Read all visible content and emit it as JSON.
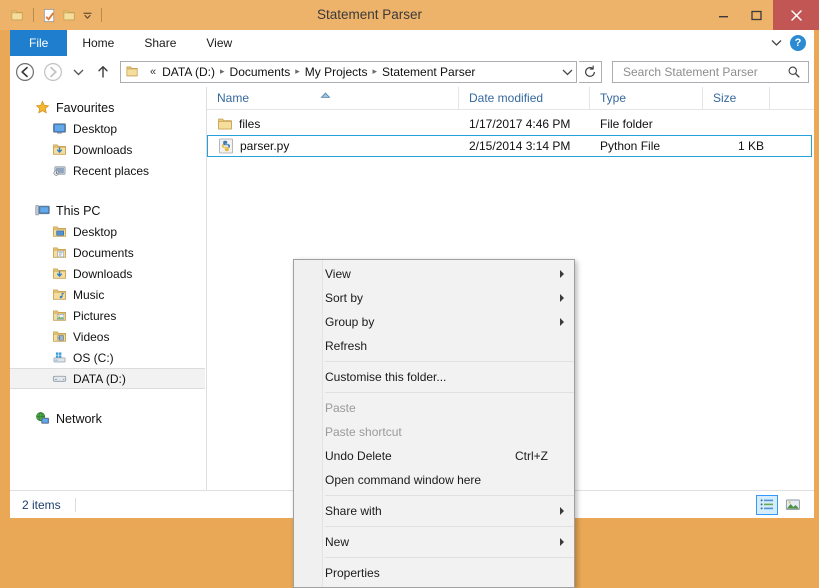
{
  "window": {
    "title": "Statement Parser",
    "controls": {
      "minimize": "minimize-button",
      "maximize": "maximize-button",
      "close": "close-button",
      "close_glyph": "✕"
    },
    "colors": {
      "frame": "#eaa856",
      "titlebar": "#eeb36a",
      "close_button": "#c15654",
      "accent_blue": "#1f7fce",
      "selection_outline": "#26a0da"
    }
  },
  "quick_access": {
    "items": [
      {
        "name": "folder-icon",
        "label": "Folder"
      },
      {
        "name": "properties-icon",
        "label": "Properties"
      },
      {
        "name": "new-folder-icon",
        "label": "New folder"
      },
      {
        "name": "chevron-down-icon",
        "label": "Customize Quick Access Toolbar"
      }
    ]
  },
  "ribbon": {
    "tabs": [
      {
        "label": "File",
        "active": true
      },
      {
        "label": "Home",
        "active": false
      },
      {
        "label": "Share",
        "active": false
      },
      {
        "label": "View",
        "active": false
      }
    ],
    "expand_icon": "chevron-down-icon",
    "help_label": "?"
  },
  "navigation": {
    "back": "back-button",
    "forward": "forward-button",
    "recent": "recent-locations-button",
    "up": "up-button",
    "refresh": "refresh-button",
    "breadcrumb": {
      "overflow": "«",
      "items": [
        "DATA (D:)",
        "Documents",
        "My Projects",
        "Statement Parser"
      ],
      "separator": "▸"
    }
  },
  "search": {
    "placeholder": "Search Statement Parser",
    "value": "",
    "icon": "search-icon"
  },
  "sidebar": {
    "groups": [
      {
        "root": {
          "label": "Favourites",
          "icon": "star-icon"
        },
        "items": [
          {
            "label": "Desktop",
            "icon": "desktop-icon"
          },
          {
            "label": "Downloads",
            "icon": "downloads-folder-icon"
          },
          {
            "label": "Recent places",
            "icon": "recent-places-icon"
          }
        ]
      },
      {
        "root": {
          "label": "This PC",
          "icon": "computer-icon"
        },
        "items": [
          {
            "label": "Desktop",
            "icon": "desktop-folder-icon"
          },
          {
            "label": "Documents",
            "icon": "documents-folder-icon"
          },
          {
            "label": "Downloads",
            "icon": "downloads-folder-icon"
          },
          {
            "label": "Music",
            "icon": "music-folder-icon"
          },
          {
            "label": "Pictures",
            "icon": "pictures-folder-icon"
          },
          {
            "label": "Videos",
            "icon": "videos-folder-icon"
          },
          {
            "label": "OS (C:)",
            "icon": "system-drive-icon"
          },
          {
            "label": "DATA (D:)",
            "icon": "drive-icon",
            "selected": true
          }
        ]
      },
      {
        "root": {
          "label": "Network",
          "icon": "network-icon"
        },
        "items": []
      }
    ]
  },
  "file_list": {
    "columns": [
      {
        "label": "Name",
        "sorted": "ascending"
      },
      {
        "label": "Date modified"
      },
      {
        "label": "Type"
      },
      {
        "label": "Size"
      }
    ],
    "rows": [
      {
        "name": "files",
        "date_modified": "1/17/2017 4:46 PM",
        "type": "File folder",
        "size": "",
        "icon": "folder-icon",
        "selected": false
      },
      {
        "name": "parser.py",
        "date_modified": "2/15/2014 3:14 PM",
        "type": "Python File",
        "size": "1 KB",
        "icon": "python-file-icon",
        "selected": true
      }
    ]
  },
  "context_menu": {
    "items": [
      {
        "label": "View",
        "submenu": true,
        "disabled": false,
        "accel": ""
      },
      {
        "label": "Sort by",
        "submenu": true,
        "disabled": false,
        "accel": ""
      },
      {
        "label": "Group by",
        "submenu": true,
        "disabled": false,
        "accel": ""
      },
      {
        "label": "Refresh",
        "submenu": false,
        "disabled": false,
        "accel": ""
      },
      {
        "separator": true
      },
      {
        "label": "Customise this folder...",
        "submenu": false,
        "disabled": false,
        "accel": ""
      },
      {
        "separator": true
      },
      {
        "label": "Paste",
        "submenu": false,
        "disabled": true,
        "accel": ""
      },
      {
        "label": "Paste shortcut",
        "submenu": false,
        "disabled": true,
        "accel": ""
      },
      {
        "label": "Undo Delete",
        "submenu": false,
        "disabled": false,
        "accel": "Ctrl+Z"
      },
      {
        "label": "Open command window here",
        "submenu": false,
        "disabled": false,
        "accel": ""
      },
      {
        "separator": true
      },
      {
        "label": "Share with",
        "submenu": true,
        "disabled": false,
        "accel": ""
      },
      {
        "separator": true
      },
      {
        "label": "New",
        "submenu": true,
        "disabled": false,
        "accel": ""
      },
      {
        "separator": true
      },
      {
        "label": "Properties",
        "submenu": false,
        "disabled": false,
        "accel": ""
      }
    ]
  },
  "status_bar": {
    "item_count": "2 items",
    "view_buttons": [
      {
        "name": "details-view-button",
        "active": true
      },
      {
        "name": "large-icons-view-button",
        "active": false
      }
    ]
  }
}
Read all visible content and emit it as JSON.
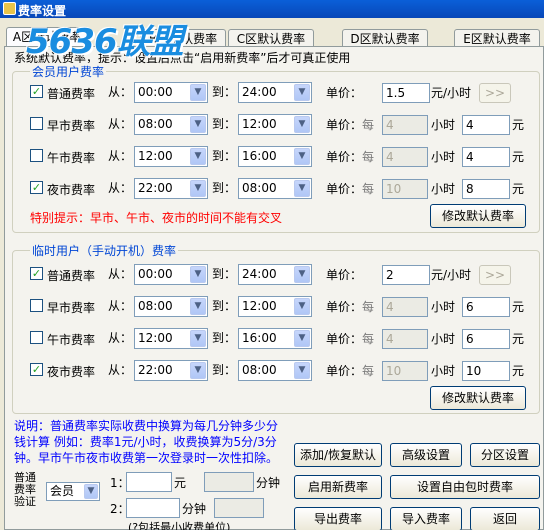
{
  "window": {
    "title": "费率设置"
  },
  "tabs": [
    {
      "label": "A区默认费率"
    },
    {
      "label": "B区默认费率"
    },
    {
      "label": "C区默认费率"
    },
    {
      "label": "D区默认费率"
    },
    {
      "label": "E区默认费率"
    }
  ],
  "hint": "系统默认费率，提示：设置后点击“启用新费率”后才可真正使用",
  "watermark": "5636联盟",
  "common": {
    "from": "从：",
    "to": "到：",
    "price": "单价：",
    "per": "每",
    "hour": "小时",
    "yuan": "元",
    "yuan_per_hour": "元/小时",
    "next_btn": ">>"
  },
  "member": {
    "title": "会员用户费率",
    "rows": [
      {
        "name": "普通费率",
        "checked": true,
        "from": "00:00",
        "to": "24:00",
        "price": "1.5",
        "per_hours": "",
        "amount": ""
      },
      {
        "name": "早市费率",
        "checked": false,
        "from": "08:00",
        "to": "12:00",
        "price": "",
        "per_hours": "4",
        "amount": "4"
      },
      {
        "name": "午市费率",
        "checked": false,
        "from": "12:00",
        "to": "16:00",
        "price": "",
        "per_hours": "4",
        "amount": "4"
      },
      {
        "name": "夜市费率",
        "checked": true,
        "from": "22:00",
        "to": "08:00",
        "price": "",
        "per_hours": "10",
        "amount": "8"
      }
    ],
    "warning": "特别提示：早市、午市、夜市的时间不能有交叉",
    "modify_btn": "修改默认费率"
  },
  "temp": {
    "title": "临时用户（手动开机）费率",
    "rows": [
      {
        "name": "普通费率",
        "checked": true,
        "from": "00:00",
        "to": "24:00",
        "price": "2",
        "per_hours": "",
        "amount": ""
      },
      {
        "name": "早市费率",
        "checked": false,
        "from": "08:00",
        "to": "12:00",
        "price": "",
        "per_hours": "4",
        "amount": "6"
      },
      {
        "name": "午市费率",
        "checked": false,
        "from": "12:00",
        "to": "16:00",
        "price": "",
        "per_hours": "4",
        "amount": "6"
      },
      {
        "name": "夜市费率",
        "checked": true,
        "from": "22:00",
        "to": "08:00",
        "price": "",
        "per_hours": "10",
        "amount": "10"
      }
    ],
    "modify_btn": "修改默认费率"
  },
  "note": "说明：普通费率实际收费中换算为每几分钟多少分钱计算 例如：费率1元/小时，收费换算为5分/3分钟。早市午市夜市收费第一次登录时一次性扣除。",
  "verify": {
    "label": "普通费率验证",
    "select": "会员",
    "row1_prefix": "1：",
    "row1_unit1": "元",
    "row1_unit2": "分钟",
    "row2_prefix": "2：",
    "row2_unit1": "分钟",
    "footer": "(?包括最小收费单位)"
  },
  "buttons": {
    "restore": "添加/恢复默认",
    "advanced": "高级设置",
    "zone": "分区设置",
    "enable": "启用新费率",
    "free_pkg": "设置自由包时费率",
    "export": "导出费率",
    "import": "导入费率",
    "back": "返回"
  }
}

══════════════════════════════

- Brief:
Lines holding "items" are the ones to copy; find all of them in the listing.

- Response below:
    "items": [
      "items": [
        "items": [
        "items": [
        "items": []
    "items": [
    "item_count": "2 items",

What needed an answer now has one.